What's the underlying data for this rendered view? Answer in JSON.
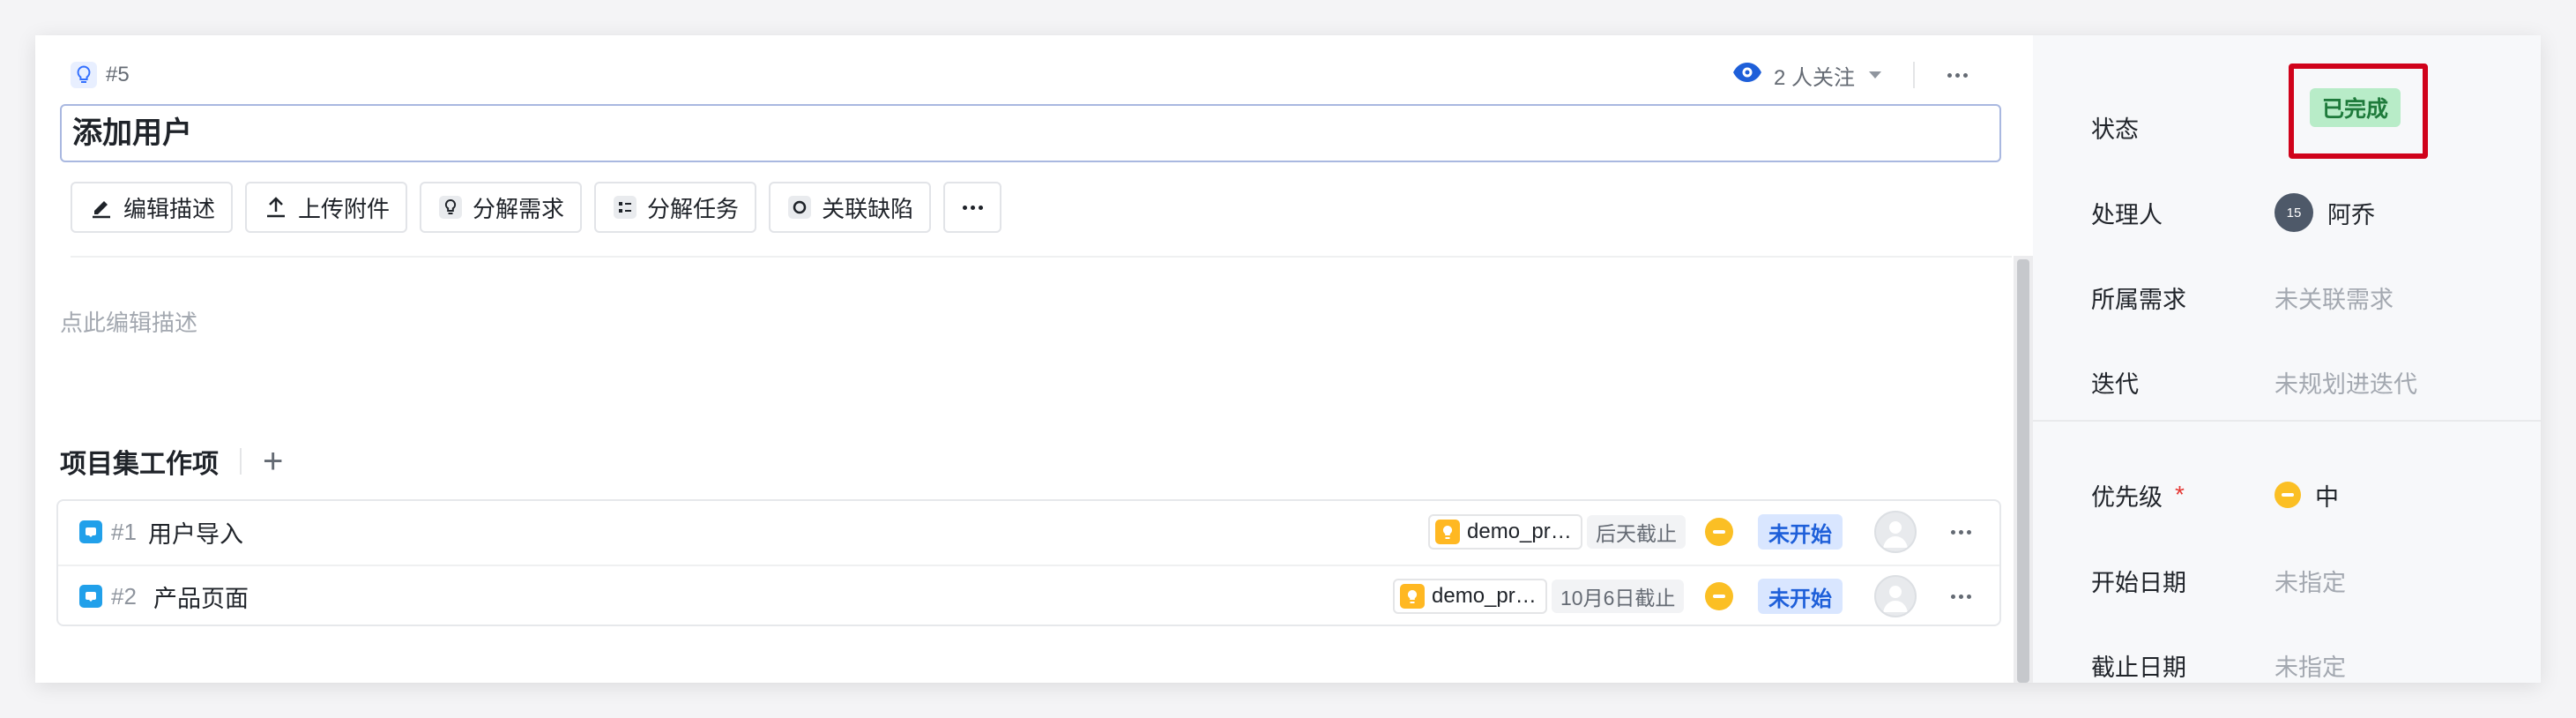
{
  "item": {
    "id": "#5",
    "title": "添加用户",
    "description_placeholder": "点此编辑描述"
  },
  "watch": {
    "label": "2 人关注"
  },
  "toolbar": {
    "edit_desc": "编辑描述",
    "upload": "上传附件",
    "split_req": "分解需求",
    "split_task": "分解任务",
    "link_bug": "关联缺陷"
  },
  "section": {
    "title": "项目集工作项"
  },
  "work_items": [
    {
      "id": "#1",
      "name": "用户导入",
      "project": "demo_pr…",
      "due": "后天截止",
      "status": "未开始"
    },
    {
      "id": "#2",
      "name": "产品页面",
      "project": "demo_pr…",
      "due": "10月6日截止",
      "status": "未开始"
    }
  ],
  "properties": {
    "status_label": "状态",
    "status_value": "已完成",
    "assignee_label": "处理人",
    "assignee_avatar": "15",
    "assignee_name": "阿乔",
    "requirement_label": "所属需求",
    "requirement_value": "未关联需求",
    "iteration_label": "迭代",
    "iteration_value": "未规划进迭代",
    "priority_label": "优先级",
    "priority_required": "*",
    "priority_value": "中",
    "start_label": "开始日期",
    "start_value": "未指定",
    "due_label": "截止日期",
    "due_value": "未指定"
  },
  "colors": {
    "accent_blue": "#1e5fd9",
    "done_green": "#b8ecc8",
    "priority_yellow": "#fbbf24",
    "highlight_red": "#d0021b"
  },
  "icons": [
    "bulb-icon",
    "eye-icon",
    "chevron-down-icon",
    "more-icon",
    "pencil-icon",
    "upload-icon",
    "split-requirement-icon",
    "split-task-icon",
    "link-bug-icon",
    "plus-icon",
    "task-type-icon",
    "project-icon",
    "avatar-placeholder-icon"
  ]
}
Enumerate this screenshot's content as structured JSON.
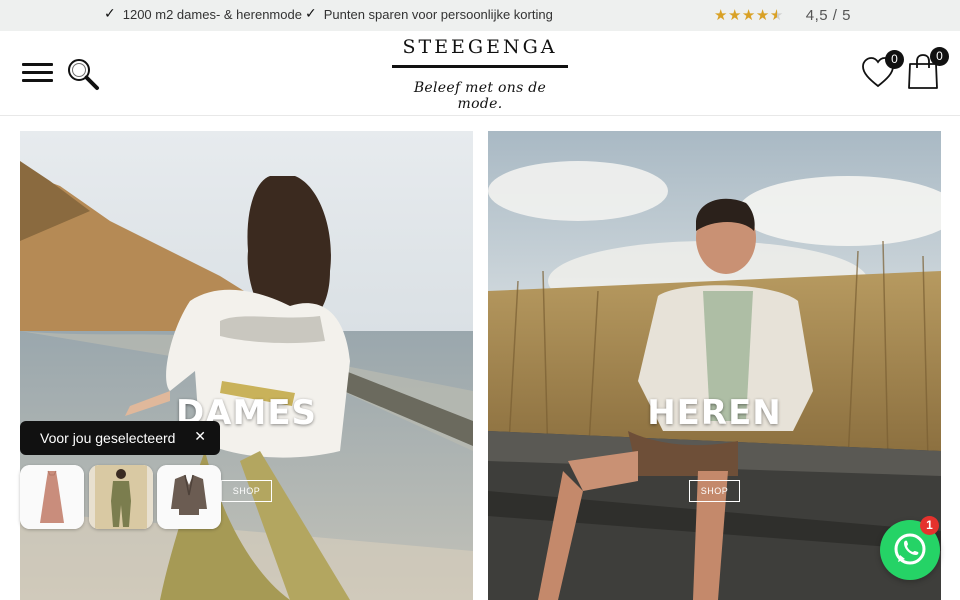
{
  "topbar": {
    "usp_1": "1200 m2 dames- & herenmode",
    "usp_2": "Punten sparen voor persoonlijke korting",
    "rating_text": "4,5 / 5",
    "rating_value": 4.5,
    "rating_max": 5,
    "check_icon": "check-icon",
    "star_color": "#d9a126"
  },
  "header": {
    "logo_name": "STEEGENGA",
    "logo_tagline": "Beleef met ons de mode.",
    "wishlist_count": "0",
    "cart_count": "0"
  },
  "tiles": [
    {
      "title": "DAMES",
      "button": "SHOP"
    },
    {
      "title": "HEREN",
      "button": "SHOP"
    }
  ],
  "selected": {
    "label": "Voor jou geselecteerd",
    "close": "✕"
  },
  "whatsapp": {
    "badge": "1",
    "color": "#25d366"
  }
}
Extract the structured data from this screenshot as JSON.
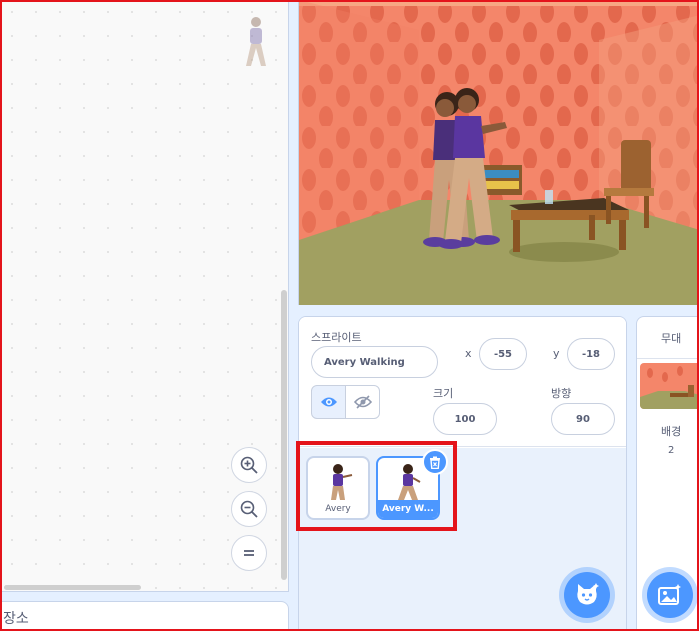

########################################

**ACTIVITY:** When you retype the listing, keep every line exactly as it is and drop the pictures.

**SOLUTION:**
What's the underlying data for this rendered view? Answer in JSON.
{
  "item": {
    "id": "#5",
    "title": "添加用户",
    "description_placeholder": "点此编辑描述"
  },
  "watch": {
    "label": "2 人关注"
  },
  "toolbar": {
    "edit_desc": "编辑描述",
    "upload": "上传附件",
    "split_req": "分解需求",
    "split_task": "分解任务",
    "link_bug": "关联缺陷"
  },
  "section": {
    "title": "项目集工作项"
  },
  "work_items": [
    {
      "id": "#1",
      "name": "用户导入",
      "project": "demo_pr…",
      "due": "后天截止",
      "status": "未开始"
    },
    {
      "id": "#2",
      "name": "产品页面",
      "project": "demo_pr…",
      "due": "10月6日截止",
      "status": "未开始"
    }
  ],
  "properties": {
    "status_label": "状态",
    "status_value": "已完成",
    "assignee_label": "处理人",
    "assignee_avatar": "15",
    "assignee_name": "阿乔",
    "requirement_label": "所属需求",
    "requirement_value": "未关联需求",
    "iteration_label": "迭代",
    "iteration_value": "未规划进迭代",
    "priority_label": "优先级",
    "priority_required": "*",
    "priority_value": "中",
    "start_label": "开始日期",
    "start_value": "未指定",
    "due_label": "截止日期",
    "due_value": "未指定"
  },
  "colors": {
    "accent_blue": "#1e5fd9",
    "done_green": "#b8ecc8",
    "priority_yellow": "#fbbf24",
    "highlight_red": "#d0021b"
  },
  "icons": [
    "bulb-icon",
    "eye-icon",
    "chevron-down-icon",
    "more-icon",
    "pencil-icon",
    "upload-icon",
    "split-requirement-icon",
    "split-task-icon",
    "link-bug-icon",
    "plus-icon",
    "task-type-icon",
    "project-icon",
    "avatar-placeholder-icon"
  ]
}
Enumerate this screenshot's content as structured JSON.
{
  "topbar": {
    "usp_1": "1200 m2 dames- & herenmode",
    "usp_2": "Punten sparen voor persoonlijke korting",
    "rating_text": "4,5 / 5",
    "rating_value": 4.5,
    "rating_max": 5,
    "check_icon": "check-icon",
    "star_color": "#d9a126"
  },
  "header": {
    "logo_name": "STEEGENGA",
    "logo_tagline": "Beleef met ons de mode.",
    "wishlist_count": "0",
    "cart_count": "0"
  },
  "tiles": [
    {
      "title": "DAMES",
      "button": "SHOP"
    },
    {
      "title": "HEREN",
      "button": "SHOP"
    }
  ],
  "selected": {
    "label": "Voor jou geselecteerd",
    "close": "✕"
  },
  "whatsapp": {
    "badge": "1",
    "color": "#25d366"
  }
}
Extract the structured data from this screenshot as JSON.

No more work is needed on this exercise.